### Your goal
Your result should be the lines holding the word "telephone", copied from the entries below.

### Supplied records

_ _ _ _

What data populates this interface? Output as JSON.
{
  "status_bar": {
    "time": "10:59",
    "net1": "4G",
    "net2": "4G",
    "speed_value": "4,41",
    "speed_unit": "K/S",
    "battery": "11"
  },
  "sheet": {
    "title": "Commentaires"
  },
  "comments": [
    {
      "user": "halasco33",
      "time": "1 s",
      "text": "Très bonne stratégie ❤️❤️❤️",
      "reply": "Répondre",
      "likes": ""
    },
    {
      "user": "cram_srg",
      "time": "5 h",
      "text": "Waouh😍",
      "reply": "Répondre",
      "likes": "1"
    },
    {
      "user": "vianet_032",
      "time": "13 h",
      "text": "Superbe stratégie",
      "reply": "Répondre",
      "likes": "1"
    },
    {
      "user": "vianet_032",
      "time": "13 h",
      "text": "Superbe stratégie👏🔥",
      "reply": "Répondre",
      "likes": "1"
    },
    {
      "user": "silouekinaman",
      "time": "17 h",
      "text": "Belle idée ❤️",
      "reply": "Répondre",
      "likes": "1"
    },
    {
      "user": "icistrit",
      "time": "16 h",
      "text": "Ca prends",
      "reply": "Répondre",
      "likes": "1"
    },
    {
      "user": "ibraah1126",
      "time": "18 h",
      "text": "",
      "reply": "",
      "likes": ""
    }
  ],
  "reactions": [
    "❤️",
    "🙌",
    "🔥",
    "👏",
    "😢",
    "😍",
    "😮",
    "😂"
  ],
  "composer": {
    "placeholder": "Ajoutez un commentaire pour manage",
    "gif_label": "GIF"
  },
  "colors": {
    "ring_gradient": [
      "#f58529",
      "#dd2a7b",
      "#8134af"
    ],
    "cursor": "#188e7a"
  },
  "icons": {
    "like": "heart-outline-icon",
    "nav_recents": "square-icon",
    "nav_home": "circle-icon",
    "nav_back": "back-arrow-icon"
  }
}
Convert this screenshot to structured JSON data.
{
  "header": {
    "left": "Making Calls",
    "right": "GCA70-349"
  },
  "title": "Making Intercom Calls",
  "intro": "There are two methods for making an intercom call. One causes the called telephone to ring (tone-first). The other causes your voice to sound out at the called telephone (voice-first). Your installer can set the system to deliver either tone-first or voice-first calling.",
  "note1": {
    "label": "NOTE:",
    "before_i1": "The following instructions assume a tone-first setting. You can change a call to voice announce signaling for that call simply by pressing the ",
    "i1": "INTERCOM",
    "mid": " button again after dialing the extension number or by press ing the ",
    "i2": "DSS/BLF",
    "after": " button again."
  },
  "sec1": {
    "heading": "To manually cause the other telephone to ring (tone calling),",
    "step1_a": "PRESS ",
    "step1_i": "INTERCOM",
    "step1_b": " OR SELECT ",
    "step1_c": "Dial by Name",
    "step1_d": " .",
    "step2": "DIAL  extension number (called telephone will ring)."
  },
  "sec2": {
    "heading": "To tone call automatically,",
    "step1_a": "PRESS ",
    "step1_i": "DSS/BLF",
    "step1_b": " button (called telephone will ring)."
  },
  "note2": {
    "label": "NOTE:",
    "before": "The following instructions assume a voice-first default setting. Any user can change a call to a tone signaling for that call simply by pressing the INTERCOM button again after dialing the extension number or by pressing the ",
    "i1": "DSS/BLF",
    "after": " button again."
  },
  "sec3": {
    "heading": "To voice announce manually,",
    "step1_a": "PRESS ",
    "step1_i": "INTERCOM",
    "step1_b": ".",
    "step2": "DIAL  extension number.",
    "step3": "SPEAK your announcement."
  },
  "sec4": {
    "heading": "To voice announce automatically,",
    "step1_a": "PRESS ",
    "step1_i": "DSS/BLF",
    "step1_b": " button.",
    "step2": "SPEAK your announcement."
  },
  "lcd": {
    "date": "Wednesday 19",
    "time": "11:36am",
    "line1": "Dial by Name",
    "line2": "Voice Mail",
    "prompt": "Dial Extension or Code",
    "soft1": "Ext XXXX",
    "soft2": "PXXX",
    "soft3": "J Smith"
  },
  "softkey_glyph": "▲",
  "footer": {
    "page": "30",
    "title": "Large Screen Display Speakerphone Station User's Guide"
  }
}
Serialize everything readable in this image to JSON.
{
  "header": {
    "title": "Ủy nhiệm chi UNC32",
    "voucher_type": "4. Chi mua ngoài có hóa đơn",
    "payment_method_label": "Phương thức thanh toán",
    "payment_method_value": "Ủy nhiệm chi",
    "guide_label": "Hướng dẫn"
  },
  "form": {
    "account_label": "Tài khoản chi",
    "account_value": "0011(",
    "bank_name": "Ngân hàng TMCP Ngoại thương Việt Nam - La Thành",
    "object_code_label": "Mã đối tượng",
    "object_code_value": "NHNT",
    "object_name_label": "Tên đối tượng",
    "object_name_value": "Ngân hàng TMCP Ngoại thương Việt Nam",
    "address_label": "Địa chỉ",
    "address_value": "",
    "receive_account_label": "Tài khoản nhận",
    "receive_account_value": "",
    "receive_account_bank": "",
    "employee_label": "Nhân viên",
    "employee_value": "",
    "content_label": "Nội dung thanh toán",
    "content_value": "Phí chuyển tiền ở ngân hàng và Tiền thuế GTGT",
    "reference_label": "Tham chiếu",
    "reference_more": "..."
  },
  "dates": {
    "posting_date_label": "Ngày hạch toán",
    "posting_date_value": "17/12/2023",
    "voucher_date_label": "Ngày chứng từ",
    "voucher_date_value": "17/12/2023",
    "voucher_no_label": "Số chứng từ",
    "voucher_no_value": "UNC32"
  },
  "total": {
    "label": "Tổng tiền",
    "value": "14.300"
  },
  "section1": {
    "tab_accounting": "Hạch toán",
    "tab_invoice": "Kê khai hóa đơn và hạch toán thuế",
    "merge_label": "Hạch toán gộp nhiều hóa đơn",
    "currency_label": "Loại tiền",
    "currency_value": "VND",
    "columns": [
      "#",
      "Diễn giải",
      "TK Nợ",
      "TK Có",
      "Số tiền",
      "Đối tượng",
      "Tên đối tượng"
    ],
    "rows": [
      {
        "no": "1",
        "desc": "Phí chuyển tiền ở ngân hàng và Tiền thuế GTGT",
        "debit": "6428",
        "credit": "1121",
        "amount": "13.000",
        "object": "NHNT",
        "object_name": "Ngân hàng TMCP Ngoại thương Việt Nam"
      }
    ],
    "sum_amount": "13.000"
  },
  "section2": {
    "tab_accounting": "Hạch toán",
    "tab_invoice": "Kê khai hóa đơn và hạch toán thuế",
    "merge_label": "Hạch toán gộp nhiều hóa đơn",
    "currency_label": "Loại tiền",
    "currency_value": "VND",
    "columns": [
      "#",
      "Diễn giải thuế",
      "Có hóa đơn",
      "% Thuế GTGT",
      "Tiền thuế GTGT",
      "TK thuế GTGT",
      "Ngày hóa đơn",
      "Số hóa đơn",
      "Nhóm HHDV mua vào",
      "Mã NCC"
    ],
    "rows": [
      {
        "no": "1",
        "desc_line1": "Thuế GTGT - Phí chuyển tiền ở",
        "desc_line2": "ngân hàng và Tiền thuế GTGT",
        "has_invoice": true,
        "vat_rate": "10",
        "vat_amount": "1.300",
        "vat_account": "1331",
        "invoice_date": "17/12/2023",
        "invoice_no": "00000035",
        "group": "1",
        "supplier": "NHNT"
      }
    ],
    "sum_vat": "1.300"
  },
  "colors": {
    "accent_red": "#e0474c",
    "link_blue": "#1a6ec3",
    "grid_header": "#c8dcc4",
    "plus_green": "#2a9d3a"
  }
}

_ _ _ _

### Expected answer
  "intro": "There are two methods for making an intercom call. One causes the called telephone to ring (tone-first). The other causes your voice to sound out at the called telephone (voice-first). Your installer can set the system to deliver either tone-first or voice-first calling.",
    "heading": "To manually cause the other telephone to ring (tone calling),",
    "step2": "DIAL  extension number (called telephone will ring)."
    "step1_b": " button (called telephone will ring)."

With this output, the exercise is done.